[Exercise brief]
From the records below, return every line containing the word "Kemalpaşa".

──────

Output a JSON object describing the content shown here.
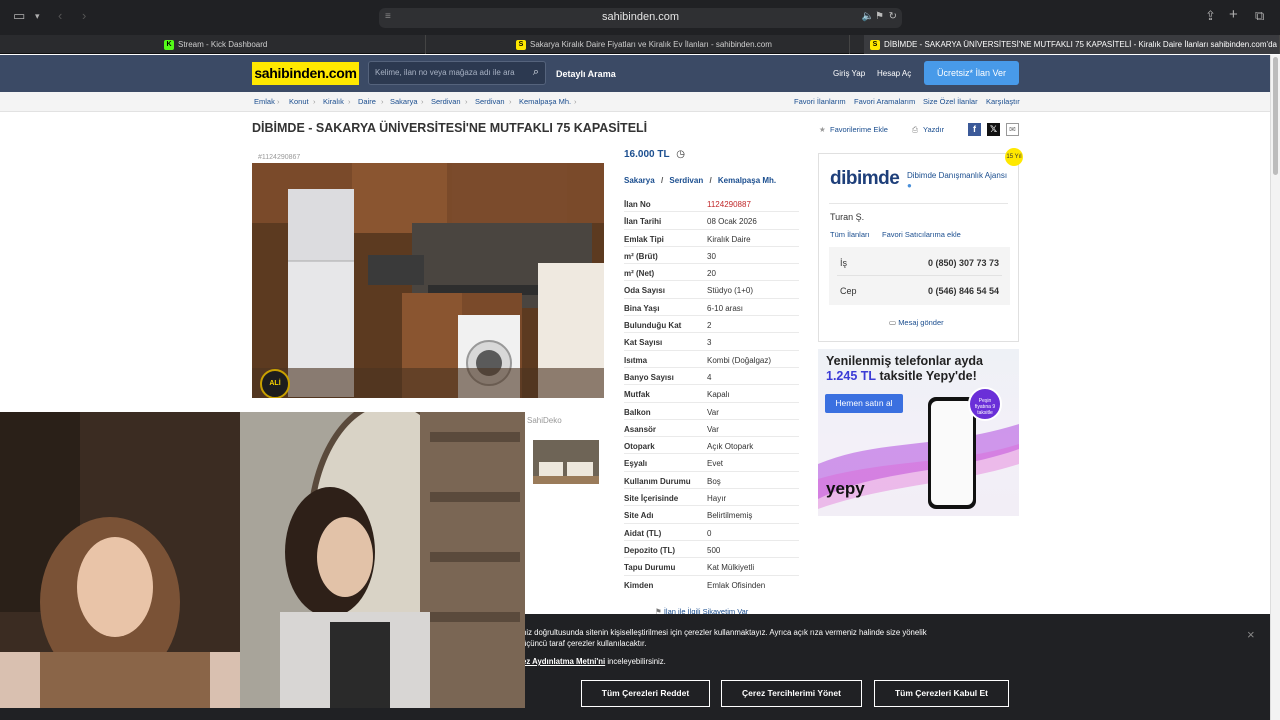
{
  "browser": {
    "url": "sahibinden.com",
    "tabs": [
      {
        "label": "Stream - Kick Dashboard",
        "favicon": "K"
      },
      {
        "label": "Sakarya Kiralık Daire Fiyatları ve Kiralık Ev İlanları - sahibinden.com",
        "favicon": "S"
      },
      {
        "label": "DİBİMDE - SAKARYA ÜNİVERSİTESİ'NE MUTFAKLI 75 KAPASİTELİ - Kiralık Daire İlanları sahibinden.com'da - 1124...",
        "favicon": "S"
      }
    ],
    "icons": [
      "sidebar-icon",
      "back-icon",
      "forward-icon",
      "share-icon",
      "new-tab-icon",
      "tabs-icon"
    ]
  },
  "header": {
    "logo": "sahibinden.com",
    "search_placeholder": "Kelime, ilan no veya mağaza adı ile ara",
    "detailed_search": "Detaylı Arama",
    "login": "Giriş Yap",
    "register": "Hesap Aç",
    "post_ad": "Ücretsiz* İlan Ver"
  },
  "breadcrumb": {
    "items": [
      "Emlak",
      "Konut",
      "Kiralık",
      "Daire",
      "Sakarya",
      "Serdivan",
      "Serdivan",
      "Kemalpaşa Mh."
    ],
    "right_links": [
      "Favori İlanlarım",
      "Favori Aramalarım",
      "Size Özel İlanlar",
      "Karşılaştır"
    ]
  },
  "listing": {
    "title": "DİBİMDE - SAKARYA ÜNİVERSİTESİ'NE MUTFAKLI 75 KAPASİTELİ",
    "add_favorite": "Favorilerime Ekle",
    "print": "Yazdır",
    "photo_id": "#1124290867",
    "price": "16.000 TL",
    "location": {
      "city": "Sakarya",
      "district": "Serdivan",
      "neighborhood": "Kemalpaşa Mh."
    },
    "properties": [
      {
        "key": "İlan No",
        "value": "1124290887"
      },
      {
        "key": "İlan Tarihi",
        "value": "08 Ocak 2026"
      },
      {
        "key": "Emlak Tipi",
        "value": "Kiralık Daire"
      },
      {
        "key": "m² (Brüt)",
        "value": "30"
      },
      {
        "key": "m² (Net)",
        "value": "20"
      },
      {
        "key": "Oda Sayısı",
        "value": "Stüdyo (1+0)"
      },
      {
        "key": "Bina Yaşı",
        "value": "6-10 arası"
      },
      {
        "key": "Bulunduğu Kat",
        "value": "2"
      },
      {
        "key": "Kat Sayısı",
        "value": "3"
      },
      {
        "key": "Isıtma",
        "value": "Kombi (Doğalgaz)"
      },
      {
        "key": "Banyo Sayısı",
        "value": "4"
      },
      {
        "key": "Mutfak",
        "value": "Kapalı"
      },
      {
        "key": "Balkon",
        "value": "Var"
      },
      {
        "key": "Asansör",
        "value": "Var"
      },
      {
        "key": "Otopark",
        "value": "Açık Otopark"
      },
      {
        "key": "Eşyalı",
        "value": "Evet"
      },
      {
        "key": "Kullanım Durumu",
        "value": "Boş"
      },
      {
        "key": "Site İçerisinde",
        "value": "Hayır"
      },
      {
        "key": "Site Adı",
        "value": "Belirtilmemiş"
      },
      {
        "key": "Aidat (TL)",
        "value": "0"
      },
      {
        "key": "Depozito (TL)",
        "value": "500"
      },
      {
        "key": "Tapu Durumu",
        "value": "Kat Mülkiyetli"
      },
      {
        "key": "Kimden",
        "value": "Emlak Ofisinden"
      }
    ],
    "report": "İlan ile İlgili Şikayetim Var",
    "sahideko": "SahiDeko"
  },
  "seller": {
    "badge": "15 Yıl",
    "brand": "dibimde",
    "agency": "Dibimde Danışmanlık Ajansı",
    "person": "Turan Ş.",
    "all_ads": "Tüm İlanları",
    "add_fav_seller": "Favori Satıcılarıma ekle",
    "phones": [
      {
        "label": "İş",
        "number": "0 (850) 307 73 73"
      },
      {
        "label": "Cep",
        "number": "0 (546) 846 54 54"
      }
    ],
    "message": "Mesaj gönder"
  },
  "ad": {
    "line1": "Yenilenmiş telefonlar ayda",
    "line2_amount": "1.245 TL",
    "line2_rest": "taksitle Yepy'de!",
    "button": "Hemen satın al",
    "brand": "yepy",
    "badge": "Peşin fiyatına 9 taksitle"
  },
  "cookie": {
    "line1": "niz doğrultusunda sitenin kişiselleştirilmesi için çerezler kullanmaktayız. Ayrıca açık rıza vermeniz halinde size yönelik",
    "line2": "üçüncü taraf çerezler kullanılacaktır.",
    "line3_link": "ez Aydınlatma Metni'ni",
    "line3_rest": "inceleyebilirsiniz.",
    "reject": "Tüm Çerezleri Reddet",
    "manage": "Çerez Tercihlerimi Yönet",
    "accept": "Tüm Çerezleri Kabul Et",
    "close": "×"
  }
}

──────

[Exercise answer]
      "Kemalpaşa Mh."
      "neighborhood": "Kemalpaşa Mh."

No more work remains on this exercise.